My husband is 52 years old and he and I went for a walk the other day. I noticed when he walks he doesn’t move his right arm. His dad has PD and he has seen how much he has deteriorated over the past couple years. It’s very hard for him to see that. I want to talk to him about him seeing a doctor, but I have a feeling he will be in denial and not want to talk about it. It’s just the conversation I’m dreading. Any suggestions?? Thank you.
I understand your hesitance in initiating the conversation. No one wants to be told that they may have an incurable neurological disease, especially when they have seen the effects on a close relative. However, I think that bringing it up now, rather than waiting for other symptoms emerge, is probably best for your husband. Early diagnosis, if it is PD, will give him a chance to start doing the things he needs to do now to delay the disease. Treatments and therapies have changed dramatically in the last few years, making life easier for many people with PD.
If he has noticed that his arm is not swaying, he may be reluctant to admit it. It may actually be a relief to him if you bring it up. As a person who has Parkinson’s, it was actually a big relief when I was diagnosed. Not knowing what was wrong with me was very scary. I would suggest that you search this website for information about Parkinson’s symptoms and treatments that can help you talk to him about it.
Do you have a doctor that he sees regularly? One thing you can do is speak to the doctor about your concerns. Unfortunately, most general practitioners do not know much about PD and do not look for it unless the patient brings it up. You want your doctor to be prepared to look for PD symptoms other than a tremor the next time your husband goes in for a checkup or office visit. This will take some of the pressure off of you to approach him about it now.
I hope that this will help you. Please do not hesitate to ask more questions. Sending you hugs.
Sharon Parkinsonsdisease.net team
It’s not easy to talk to people about medical issues, especially with something like Parkinson’s, especially when they’ve seen the later stages.
I know when my parents saw my finger twitch at age 40 (I’m all but 48 now – diagnosed at 45), I was also in hiding / denial. When my moment came years later, I went in thinking it was something else I was misdiagnosed on and then it was there. It was a heavy moment, but like many things, we confront them and fight back, knowing there are good days and bad days. However, treatment and medicine now can be helpful in the early stages.
Twitchy Woman makes a lot of good points about the benefit of treatment early. A solid neurologist can make all the difference. I’m thankful for mine.
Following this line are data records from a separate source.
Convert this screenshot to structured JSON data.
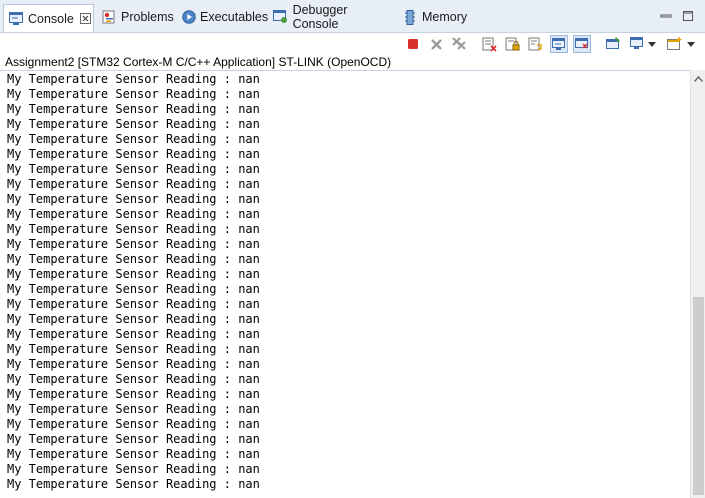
{
  "tabs": [
    {
      "label": "Console",
      "icon": "console-icon",
      "active": true
    },
    {
      "label": "Problems",
      "icon": "problems-icon"
    },
    {
      "label": "Executables",
      "icon": "executables-icon"
    },
    {
      "label": "Debugger Console",
      "icon": "debugger-console-icon"
    },
    {
      "label": "Memory",
      "icon": "memory-icon"
    }
  ],
  "launch_label": "Assignment2 [STM32 Cortex-M C/C++ Application] ST-LINK (OpenOCD)",
  "console_line": "My Temperature Sensor Reading : nan",
  "console_line_count": 28,
  "colors": {
    "terminate": "#d9302c",
    "accent": "#3d6fb0"
  },
  "toolbar_icons": [
    "terminate-icon",
    "remove-launch-icon",
    "remove-all-terminated-icon",
    "clear-console-icon",
    "scroll-lock-icon",
    "word-wrap-icon",
    "show-on-stdout-icon",
    "show-on-stderr-icon",
    "pin-console-icon",
    "display-console-icon",
    "new-console-icon"
  ]
}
Being supportive, active, and positive, both as a caregiver and “Parkie” is important. Diagnosis is a big pill to swallow. I call that moment “Avalanche Day.” That said, we all have these moments in life, though in different ways as life throws us curves, but we’re able to work through them in our own way. I wish you luck in helping your husband find his way. Perhaps building him up to a discussion could help cross that bridge if it’s something that could be too much in the moment.
I want to thank you for your request for info. Just the fact that you’re here asking shows how much you care for him. I wish you the best possible outcome in this journey. Please let me know if I can be of any assistance going forward.
Still haven’t talked to him. I think he is concerned with the high blood pressure in general and he’s been trying to work out more and eating better. He’s also making home a little bit more of a priority than work. I think he realizes stress has a big factor in all of this. But that is where I feel like I shouldn’t stress him out more with bringing it up to him. I appreciate all of you who responded. I’m hoping to bring it up soon to him but I know it’s nothing we both want to discuss. I guess this is what getting older is about. Time to start acting like adults!